This week’s winter storm that seemed to never end gave me the time I needed to sit back and enjoy finishing Max in the House of Spies: A Tale of WWII by Adam Gidwitz. This book does a bit of genre blending. As readers we often choose a book because we love mysteries or like to read only fantasy and when we begin reading, we are assured that our expectations of format or character type will be satisfied.  What happens when writers blend two genres, as in this case, historical fiction with a touch of fantasy? How does that even work?   

After reading House of Spies I can honestly say it works very well. The book’s heavy WWII theme looks at the impact the war had on Jewish people. The theme is mitigated by two characters Gidwitz invents, Stein and Berg, two archangels that are perched atop Max’s shoulders throughout the story. Only they argue and whisper into his ear causing all sorts of mayhem. They provide a certain comic relief. Just as eleven-year-old Max, a German Jew, finds himself an evacuee aboard Kindertransport, leaving his beloved family behind bound for England. His parents along with 10,000 others were able to secure passage for their children on a ship with other Jewish children bound for safety away from the Nazis. There is also backmatter at the conclusion of the book to help fill in the historical gaps for children.
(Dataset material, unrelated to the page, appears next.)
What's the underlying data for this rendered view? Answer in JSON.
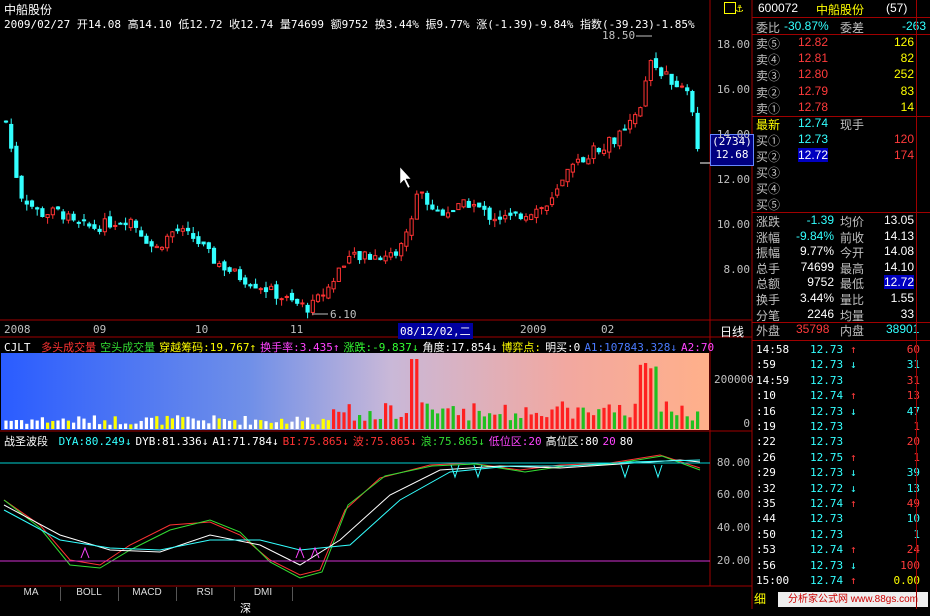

The story also is a fantastical spy story! He lands in England and is sent to live with a family of British Jews, but like any child he misses his family and concocts a dangerous plan to go back inside Nazi Germany as a spy. How does an eleven year old convince the British secret service to take him on as a spy to infiltrate the enemy? You will be on the edge of your seat and find yourself believing in Max’s ability to stop the Nazi’s. Follow the plot twists and turns which leave you waiting to read the next book in the series, Max in the Land of Lies, which concludes the series, Operation Kindersport. I really enjoyed this book, come and check it out at the Witherle or see me about other WWII novels.